Cyprus: We need to create jobs, not excuses!

Every morning we spend a few minutes skimming over the headlines in various topics, but never before have we seen such scary news about our beloved island.

Some stories go deep into how much the unavoidable, and needed, austerity measures will effect every citizen, business owner and multi-millionaire.

For example, if the income tax threshold is brought down to €10,000 (something I consider possible) all citizens with an income higher that €19,500 (the current threshold) would have to pay additional income tax of €1,900 per year, in the best-case scenario. Those with an annual income of between €10,000 and €19,500 (who now pay no income tax) would pay, on average, €950 per year. This is just a small indication of what we will suffer in the coming years. – Loucas Charalambous

Others paint a clearer picture of how life in Limassol is not just a beach-day anymore. The over-all picture we do get is that the economy is going to be squeezed, and it’s going to happen soon.

We are not in the industry of scaring people or swaying political opinions, but we are in the position to get our opinions heard (as well as listen and promote the opinions of anyone who wishes to share them) about the current and upcoming scenarios.

Many have turned their anger and targeted their blame at the current government, the EU, aliens or the Greeks… we see it a little differently. 

The Cypriot people have always been great business people, working hard to make profits to look after their families. This is true with the families that left for brighter shores after the invasion and have amassed little empires everywhere. From budget airlines, to chains of stationary stores, to the once-popular messengers’ mobile phone, there’s been a Cypriot involved, but never, never ever from Cyprus.

And we need to ask ourselves why. Why are the inspired and motivated business-minds leaving the island? Why are the educated and hard-working Cypriots leaving too?
We think the answer is simple, there is no support for the business market. Not by the government, not by the banking sector, not even by the public.

The usual, and totally understandable, reaction is to stop spending. Save money for the rainy day and avoid supporting anyone outside the immediate family.
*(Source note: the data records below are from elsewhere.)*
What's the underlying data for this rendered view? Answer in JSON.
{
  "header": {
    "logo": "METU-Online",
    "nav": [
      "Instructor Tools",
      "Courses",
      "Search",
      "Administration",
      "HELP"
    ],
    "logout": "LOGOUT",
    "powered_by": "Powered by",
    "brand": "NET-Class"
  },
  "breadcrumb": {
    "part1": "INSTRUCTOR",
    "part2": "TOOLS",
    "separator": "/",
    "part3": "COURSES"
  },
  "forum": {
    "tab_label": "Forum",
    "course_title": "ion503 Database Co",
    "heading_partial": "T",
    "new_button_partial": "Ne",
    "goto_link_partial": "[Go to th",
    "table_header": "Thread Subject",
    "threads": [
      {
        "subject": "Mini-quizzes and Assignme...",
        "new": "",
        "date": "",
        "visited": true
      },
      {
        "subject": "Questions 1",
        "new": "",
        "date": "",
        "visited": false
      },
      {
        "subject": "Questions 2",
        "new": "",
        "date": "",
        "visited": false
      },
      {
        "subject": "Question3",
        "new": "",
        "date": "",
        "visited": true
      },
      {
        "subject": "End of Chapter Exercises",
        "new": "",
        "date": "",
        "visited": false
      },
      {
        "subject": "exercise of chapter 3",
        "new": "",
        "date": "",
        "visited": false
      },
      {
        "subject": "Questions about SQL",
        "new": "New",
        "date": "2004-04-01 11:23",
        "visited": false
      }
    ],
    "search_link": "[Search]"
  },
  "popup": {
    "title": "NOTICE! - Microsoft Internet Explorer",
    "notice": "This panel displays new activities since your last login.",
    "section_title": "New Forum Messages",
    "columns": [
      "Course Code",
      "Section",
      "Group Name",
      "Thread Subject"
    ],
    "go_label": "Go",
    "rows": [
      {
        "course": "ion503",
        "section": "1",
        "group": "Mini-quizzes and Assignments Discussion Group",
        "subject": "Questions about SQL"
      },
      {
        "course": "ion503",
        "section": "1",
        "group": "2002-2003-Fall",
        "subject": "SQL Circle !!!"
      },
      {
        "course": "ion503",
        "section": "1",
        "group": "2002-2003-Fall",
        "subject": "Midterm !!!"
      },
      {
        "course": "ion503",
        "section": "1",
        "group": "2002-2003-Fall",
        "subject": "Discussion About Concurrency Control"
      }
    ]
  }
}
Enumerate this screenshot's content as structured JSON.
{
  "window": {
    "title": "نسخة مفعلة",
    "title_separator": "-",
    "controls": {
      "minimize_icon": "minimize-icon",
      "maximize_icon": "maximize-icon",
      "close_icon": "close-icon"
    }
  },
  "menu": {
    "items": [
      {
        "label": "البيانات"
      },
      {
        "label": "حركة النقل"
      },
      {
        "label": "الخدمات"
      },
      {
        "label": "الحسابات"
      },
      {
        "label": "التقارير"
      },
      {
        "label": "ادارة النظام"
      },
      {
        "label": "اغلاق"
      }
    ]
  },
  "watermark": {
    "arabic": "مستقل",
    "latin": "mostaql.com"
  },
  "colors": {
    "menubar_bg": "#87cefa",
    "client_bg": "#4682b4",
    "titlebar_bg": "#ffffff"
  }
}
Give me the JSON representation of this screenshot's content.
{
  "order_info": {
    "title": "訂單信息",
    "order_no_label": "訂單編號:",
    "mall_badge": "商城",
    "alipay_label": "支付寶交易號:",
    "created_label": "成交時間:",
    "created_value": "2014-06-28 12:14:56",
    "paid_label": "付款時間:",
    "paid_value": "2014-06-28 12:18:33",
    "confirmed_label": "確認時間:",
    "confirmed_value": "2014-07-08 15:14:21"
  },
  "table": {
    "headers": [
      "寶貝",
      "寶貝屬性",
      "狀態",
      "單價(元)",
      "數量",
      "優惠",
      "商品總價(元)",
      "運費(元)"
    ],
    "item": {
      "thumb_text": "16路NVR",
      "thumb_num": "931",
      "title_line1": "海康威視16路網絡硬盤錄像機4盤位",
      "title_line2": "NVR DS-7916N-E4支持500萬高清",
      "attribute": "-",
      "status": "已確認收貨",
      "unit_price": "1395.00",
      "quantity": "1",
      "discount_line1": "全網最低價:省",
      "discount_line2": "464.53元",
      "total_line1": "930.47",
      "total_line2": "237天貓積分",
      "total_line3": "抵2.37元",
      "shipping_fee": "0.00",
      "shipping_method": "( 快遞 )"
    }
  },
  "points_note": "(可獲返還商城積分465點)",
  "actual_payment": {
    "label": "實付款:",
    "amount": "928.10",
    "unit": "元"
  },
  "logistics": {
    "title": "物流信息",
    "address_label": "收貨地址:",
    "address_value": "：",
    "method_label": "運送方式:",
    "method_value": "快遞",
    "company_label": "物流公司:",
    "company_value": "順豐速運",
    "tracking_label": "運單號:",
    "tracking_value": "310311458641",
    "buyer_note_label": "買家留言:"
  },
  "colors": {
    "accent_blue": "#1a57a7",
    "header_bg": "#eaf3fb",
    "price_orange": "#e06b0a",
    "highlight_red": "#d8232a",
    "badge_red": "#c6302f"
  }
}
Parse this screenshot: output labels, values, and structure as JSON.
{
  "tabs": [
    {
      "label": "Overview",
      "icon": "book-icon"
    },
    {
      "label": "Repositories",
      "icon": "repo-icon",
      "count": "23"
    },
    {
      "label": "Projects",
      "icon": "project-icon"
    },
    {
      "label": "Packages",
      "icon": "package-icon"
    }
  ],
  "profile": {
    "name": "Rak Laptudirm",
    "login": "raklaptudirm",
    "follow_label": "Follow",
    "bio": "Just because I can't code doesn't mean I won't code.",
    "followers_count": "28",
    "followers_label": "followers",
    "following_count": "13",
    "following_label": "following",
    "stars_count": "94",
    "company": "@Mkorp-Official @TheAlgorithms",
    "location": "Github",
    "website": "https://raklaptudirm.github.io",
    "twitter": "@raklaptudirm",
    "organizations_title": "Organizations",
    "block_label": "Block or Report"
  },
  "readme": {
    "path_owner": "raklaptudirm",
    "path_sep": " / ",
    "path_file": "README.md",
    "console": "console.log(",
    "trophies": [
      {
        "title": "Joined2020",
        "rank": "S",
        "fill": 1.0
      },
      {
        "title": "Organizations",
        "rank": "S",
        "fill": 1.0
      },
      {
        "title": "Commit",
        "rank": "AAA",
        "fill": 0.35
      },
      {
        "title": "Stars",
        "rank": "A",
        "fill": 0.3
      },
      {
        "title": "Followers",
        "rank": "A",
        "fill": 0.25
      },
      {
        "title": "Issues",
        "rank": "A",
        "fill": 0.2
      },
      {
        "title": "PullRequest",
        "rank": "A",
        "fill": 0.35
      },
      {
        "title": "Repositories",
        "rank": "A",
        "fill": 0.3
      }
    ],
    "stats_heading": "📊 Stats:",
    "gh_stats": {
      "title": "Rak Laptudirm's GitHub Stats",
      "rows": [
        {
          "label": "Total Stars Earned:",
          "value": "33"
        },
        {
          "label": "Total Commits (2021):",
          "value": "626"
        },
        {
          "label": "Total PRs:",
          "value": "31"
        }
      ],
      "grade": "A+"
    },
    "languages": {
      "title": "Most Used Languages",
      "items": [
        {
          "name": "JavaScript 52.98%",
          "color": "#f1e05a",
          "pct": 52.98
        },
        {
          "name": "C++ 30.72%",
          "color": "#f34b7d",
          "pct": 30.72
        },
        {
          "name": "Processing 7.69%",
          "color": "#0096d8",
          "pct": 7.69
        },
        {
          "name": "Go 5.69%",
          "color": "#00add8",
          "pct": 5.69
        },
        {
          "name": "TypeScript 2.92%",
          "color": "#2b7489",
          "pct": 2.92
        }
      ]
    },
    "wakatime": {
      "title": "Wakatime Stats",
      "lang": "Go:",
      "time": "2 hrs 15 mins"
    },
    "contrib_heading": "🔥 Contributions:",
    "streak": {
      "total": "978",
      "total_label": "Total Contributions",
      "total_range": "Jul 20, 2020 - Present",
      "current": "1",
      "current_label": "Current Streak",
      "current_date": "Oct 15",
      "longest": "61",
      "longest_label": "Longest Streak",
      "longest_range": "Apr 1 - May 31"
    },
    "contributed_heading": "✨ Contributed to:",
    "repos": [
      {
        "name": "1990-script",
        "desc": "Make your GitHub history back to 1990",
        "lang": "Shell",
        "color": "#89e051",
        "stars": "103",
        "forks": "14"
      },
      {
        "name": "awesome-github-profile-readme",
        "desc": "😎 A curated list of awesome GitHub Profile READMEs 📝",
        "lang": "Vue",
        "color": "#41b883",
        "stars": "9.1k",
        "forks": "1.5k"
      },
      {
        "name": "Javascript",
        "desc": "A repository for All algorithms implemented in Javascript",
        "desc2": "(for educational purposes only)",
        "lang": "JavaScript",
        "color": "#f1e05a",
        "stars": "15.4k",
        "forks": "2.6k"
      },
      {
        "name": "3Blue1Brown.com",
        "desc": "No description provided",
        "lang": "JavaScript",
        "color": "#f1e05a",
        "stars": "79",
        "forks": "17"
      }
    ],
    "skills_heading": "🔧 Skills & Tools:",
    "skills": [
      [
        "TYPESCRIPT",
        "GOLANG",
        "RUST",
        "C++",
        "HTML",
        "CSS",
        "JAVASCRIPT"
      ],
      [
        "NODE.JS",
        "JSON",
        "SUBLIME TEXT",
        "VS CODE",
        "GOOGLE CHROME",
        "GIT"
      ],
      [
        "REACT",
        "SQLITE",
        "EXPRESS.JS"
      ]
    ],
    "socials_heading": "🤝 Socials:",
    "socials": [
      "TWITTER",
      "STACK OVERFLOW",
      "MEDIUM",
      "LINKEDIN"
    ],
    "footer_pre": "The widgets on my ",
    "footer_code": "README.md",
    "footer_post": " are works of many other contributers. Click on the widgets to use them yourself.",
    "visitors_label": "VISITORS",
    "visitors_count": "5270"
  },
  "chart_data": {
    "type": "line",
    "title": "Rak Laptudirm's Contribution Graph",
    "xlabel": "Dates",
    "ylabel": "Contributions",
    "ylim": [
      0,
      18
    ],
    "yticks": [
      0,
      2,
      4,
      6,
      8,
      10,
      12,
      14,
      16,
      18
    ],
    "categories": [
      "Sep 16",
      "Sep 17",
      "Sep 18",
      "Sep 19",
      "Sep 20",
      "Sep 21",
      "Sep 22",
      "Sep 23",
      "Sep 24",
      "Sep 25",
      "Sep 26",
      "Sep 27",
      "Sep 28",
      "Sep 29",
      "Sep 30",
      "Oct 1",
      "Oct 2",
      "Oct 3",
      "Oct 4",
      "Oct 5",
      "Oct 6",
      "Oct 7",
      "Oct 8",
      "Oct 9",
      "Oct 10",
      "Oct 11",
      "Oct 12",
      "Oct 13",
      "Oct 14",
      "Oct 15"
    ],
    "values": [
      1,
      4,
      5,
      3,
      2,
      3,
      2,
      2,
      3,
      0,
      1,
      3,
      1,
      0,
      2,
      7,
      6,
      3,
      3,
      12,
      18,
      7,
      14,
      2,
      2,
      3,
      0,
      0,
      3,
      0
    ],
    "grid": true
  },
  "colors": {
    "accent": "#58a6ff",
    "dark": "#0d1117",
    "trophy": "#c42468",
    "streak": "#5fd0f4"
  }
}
Whilst we, like you, must be careful where we spend our hard-earned money, there is something we are forgetting. We need to support the local economy, spend a reasonable amount of money, and trust business owners to stop ripping each other off . Effectively we should be working together to reboot the economy, the job market and the tourism sector, not trying to scrape the last euro coins out of each others’ pockets.

This is our advice: support local businesses so that they can create jobs or we will be left with a bigger problem than last year’s €1billion deficit and whether or not a president can be tried for negligent manslaughter.

As always, this is just our opinion and we’re more than happy to read your responses, criticisms and suggestions in the comments below.